▸ Exercise goal
A complete answer includes every line below with the word "from".

▸ Data supplied
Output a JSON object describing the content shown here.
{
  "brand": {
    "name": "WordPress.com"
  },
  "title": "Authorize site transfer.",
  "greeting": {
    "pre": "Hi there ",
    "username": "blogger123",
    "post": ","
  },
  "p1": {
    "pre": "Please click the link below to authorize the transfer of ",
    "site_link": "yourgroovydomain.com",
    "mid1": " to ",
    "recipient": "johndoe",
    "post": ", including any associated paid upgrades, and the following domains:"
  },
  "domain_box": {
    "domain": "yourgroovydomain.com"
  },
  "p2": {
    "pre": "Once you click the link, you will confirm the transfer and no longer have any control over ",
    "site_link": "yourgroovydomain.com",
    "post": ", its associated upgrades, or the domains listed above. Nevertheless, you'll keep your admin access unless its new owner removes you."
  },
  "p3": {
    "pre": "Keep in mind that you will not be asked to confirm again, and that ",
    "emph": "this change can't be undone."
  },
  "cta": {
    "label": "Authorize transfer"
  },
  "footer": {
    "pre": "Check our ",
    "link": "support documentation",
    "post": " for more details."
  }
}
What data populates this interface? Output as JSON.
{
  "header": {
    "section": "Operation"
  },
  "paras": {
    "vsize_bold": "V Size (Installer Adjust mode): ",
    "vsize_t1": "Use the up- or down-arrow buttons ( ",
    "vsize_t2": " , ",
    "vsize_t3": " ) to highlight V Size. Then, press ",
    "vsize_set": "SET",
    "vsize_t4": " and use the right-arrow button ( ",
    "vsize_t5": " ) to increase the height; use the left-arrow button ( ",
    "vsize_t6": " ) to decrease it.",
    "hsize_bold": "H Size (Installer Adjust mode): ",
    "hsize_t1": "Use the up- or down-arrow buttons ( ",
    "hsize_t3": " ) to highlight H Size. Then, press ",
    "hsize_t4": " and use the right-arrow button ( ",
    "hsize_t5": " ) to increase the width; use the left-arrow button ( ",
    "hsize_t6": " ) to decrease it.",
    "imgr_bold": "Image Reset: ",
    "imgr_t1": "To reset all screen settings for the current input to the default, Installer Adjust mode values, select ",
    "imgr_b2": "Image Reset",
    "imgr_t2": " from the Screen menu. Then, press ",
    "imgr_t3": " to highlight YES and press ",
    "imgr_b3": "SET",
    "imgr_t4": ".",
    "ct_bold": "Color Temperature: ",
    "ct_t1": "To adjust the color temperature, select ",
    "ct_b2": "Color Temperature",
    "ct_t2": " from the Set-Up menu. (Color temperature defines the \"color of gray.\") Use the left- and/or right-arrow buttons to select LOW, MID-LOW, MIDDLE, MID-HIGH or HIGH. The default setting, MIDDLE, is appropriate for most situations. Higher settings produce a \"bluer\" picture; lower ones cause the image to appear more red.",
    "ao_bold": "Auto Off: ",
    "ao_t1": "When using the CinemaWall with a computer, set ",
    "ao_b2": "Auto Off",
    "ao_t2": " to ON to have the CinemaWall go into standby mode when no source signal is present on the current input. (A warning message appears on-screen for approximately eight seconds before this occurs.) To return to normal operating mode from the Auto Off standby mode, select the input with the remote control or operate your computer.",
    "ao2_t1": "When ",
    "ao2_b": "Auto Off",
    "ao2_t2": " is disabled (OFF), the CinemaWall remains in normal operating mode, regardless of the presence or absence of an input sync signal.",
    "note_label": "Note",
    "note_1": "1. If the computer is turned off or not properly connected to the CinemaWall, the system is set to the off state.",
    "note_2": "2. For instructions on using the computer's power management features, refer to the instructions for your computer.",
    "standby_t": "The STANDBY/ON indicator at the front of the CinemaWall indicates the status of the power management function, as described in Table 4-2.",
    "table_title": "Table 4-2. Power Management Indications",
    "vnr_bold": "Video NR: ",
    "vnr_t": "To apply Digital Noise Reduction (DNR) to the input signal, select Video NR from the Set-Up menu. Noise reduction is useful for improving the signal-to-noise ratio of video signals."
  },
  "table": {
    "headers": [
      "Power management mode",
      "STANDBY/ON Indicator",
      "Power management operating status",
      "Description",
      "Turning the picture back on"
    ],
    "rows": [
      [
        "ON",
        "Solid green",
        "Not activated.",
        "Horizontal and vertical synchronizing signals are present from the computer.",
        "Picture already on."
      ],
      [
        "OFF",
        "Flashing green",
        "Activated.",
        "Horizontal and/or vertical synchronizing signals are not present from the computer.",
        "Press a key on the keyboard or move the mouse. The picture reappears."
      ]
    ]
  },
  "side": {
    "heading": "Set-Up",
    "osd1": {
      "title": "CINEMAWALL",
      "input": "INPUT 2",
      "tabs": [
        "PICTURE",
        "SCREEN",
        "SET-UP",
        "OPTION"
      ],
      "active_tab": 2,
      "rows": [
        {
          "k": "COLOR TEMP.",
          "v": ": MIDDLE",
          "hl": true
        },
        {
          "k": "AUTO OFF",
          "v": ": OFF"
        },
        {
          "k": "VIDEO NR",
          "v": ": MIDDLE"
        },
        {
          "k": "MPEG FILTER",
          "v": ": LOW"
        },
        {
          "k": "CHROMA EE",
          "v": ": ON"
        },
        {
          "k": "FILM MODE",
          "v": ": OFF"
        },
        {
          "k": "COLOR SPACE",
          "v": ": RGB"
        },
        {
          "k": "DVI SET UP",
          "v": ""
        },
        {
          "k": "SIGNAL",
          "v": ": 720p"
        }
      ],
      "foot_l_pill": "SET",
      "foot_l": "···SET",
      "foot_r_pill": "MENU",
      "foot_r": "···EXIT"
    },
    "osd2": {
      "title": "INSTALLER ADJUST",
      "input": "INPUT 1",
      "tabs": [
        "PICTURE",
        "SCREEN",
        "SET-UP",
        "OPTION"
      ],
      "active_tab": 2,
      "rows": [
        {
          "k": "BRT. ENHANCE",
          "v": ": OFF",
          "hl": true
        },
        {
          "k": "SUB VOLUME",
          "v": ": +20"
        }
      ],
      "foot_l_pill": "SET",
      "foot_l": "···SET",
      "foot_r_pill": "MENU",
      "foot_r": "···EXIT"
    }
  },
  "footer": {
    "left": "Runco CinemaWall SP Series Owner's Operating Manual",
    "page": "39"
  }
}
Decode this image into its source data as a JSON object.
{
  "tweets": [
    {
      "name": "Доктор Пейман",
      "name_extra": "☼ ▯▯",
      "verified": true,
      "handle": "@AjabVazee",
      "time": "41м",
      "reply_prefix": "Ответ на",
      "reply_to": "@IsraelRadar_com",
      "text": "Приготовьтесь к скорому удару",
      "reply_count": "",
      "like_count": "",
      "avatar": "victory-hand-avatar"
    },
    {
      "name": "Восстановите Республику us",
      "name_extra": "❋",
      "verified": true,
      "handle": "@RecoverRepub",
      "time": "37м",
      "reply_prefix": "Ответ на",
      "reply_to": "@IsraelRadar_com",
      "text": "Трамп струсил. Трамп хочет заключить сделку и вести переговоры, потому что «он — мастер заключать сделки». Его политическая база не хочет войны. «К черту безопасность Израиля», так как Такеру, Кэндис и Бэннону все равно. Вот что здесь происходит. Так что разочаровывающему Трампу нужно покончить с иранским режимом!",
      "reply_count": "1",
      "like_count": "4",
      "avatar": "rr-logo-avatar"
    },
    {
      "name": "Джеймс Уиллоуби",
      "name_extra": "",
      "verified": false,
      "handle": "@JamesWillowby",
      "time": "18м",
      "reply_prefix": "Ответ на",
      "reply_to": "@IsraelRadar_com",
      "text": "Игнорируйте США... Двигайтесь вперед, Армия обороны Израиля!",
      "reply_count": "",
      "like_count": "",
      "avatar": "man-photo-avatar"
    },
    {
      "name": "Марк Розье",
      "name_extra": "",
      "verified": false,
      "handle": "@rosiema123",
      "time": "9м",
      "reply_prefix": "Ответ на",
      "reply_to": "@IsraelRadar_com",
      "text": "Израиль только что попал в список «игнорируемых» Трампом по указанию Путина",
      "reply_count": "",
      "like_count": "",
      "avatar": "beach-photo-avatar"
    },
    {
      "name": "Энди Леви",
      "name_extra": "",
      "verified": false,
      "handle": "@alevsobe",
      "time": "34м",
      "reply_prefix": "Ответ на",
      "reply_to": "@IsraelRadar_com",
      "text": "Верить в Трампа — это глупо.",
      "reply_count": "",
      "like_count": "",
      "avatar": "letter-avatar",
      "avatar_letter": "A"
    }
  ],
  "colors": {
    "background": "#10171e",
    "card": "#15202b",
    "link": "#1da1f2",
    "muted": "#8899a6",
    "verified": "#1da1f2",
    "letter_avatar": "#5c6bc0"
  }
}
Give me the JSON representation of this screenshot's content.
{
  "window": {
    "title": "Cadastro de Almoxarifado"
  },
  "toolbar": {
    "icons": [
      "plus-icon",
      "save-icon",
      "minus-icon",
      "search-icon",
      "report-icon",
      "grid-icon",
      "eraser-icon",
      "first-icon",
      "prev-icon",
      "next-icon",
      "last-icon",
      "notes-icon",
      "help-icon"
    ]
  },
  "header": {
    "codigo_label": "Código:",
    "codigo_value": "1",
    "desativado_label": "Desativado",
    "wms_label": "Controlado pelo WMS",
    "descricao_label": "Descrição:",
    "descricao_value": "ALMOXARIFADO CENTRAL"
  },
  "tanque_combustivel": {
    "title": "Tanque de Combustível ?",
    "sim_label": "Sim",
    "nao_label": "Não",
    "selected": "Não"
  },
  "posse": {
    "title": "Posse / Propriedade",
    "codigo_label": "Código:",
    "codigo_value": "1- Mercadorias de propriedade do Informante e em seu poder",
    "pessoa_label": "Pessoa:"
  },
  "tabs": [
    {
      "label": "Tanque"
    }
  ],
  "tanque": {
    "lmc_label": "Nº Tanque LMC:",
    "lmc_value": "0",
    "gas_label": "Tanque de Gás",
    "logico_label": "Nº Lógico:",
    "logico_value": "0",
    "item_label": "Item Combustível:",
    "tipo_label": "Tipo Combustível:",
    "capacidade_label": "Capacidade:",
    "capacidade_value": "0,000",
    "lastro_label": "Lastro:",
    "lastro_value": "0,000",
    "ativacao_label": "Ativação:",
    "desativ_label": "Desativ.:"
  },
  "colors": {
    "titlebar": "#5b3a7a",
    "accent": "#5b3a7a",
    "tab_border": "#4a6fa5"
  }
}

▸ Task output
    "imgr_t2": " from the Screen menu. Then, press ",
    "ct_t2": " from the Set-Up menu. (Color temperature defines the \"color of gray.\") Use the left- and/or right-arrow buttons to select LOW, MID-LOW, MIDDLE, MID-HIGH or HIGH. The default setting, MIDDLE, is appropriate for most situations. Higher settings produce a \"bluer\" picture; lower ones cause the image to appear more red.",
    "ao_t2": " to ON to have the CinemaWall go into standby mode when no source signal is present on the current input. (A warning message appears on-screen for approximately eight seconds before this occurs.) To return to normal operating mode from the Auto Off standby mode, select the input with the remote control or operate your computer.",
    "vnr_t": "To apply Digital Noise Reduction (DNR) to the input signal, select Video NR from the Set-Up menu. Noise reduction is useful for improving the signal-to-noise ratio of video signals."
        "Horizontal and vertical synchronizing signals are present from the computer.",
        "Horizontal and/or vertical synchronizing signals are not present from the computer.",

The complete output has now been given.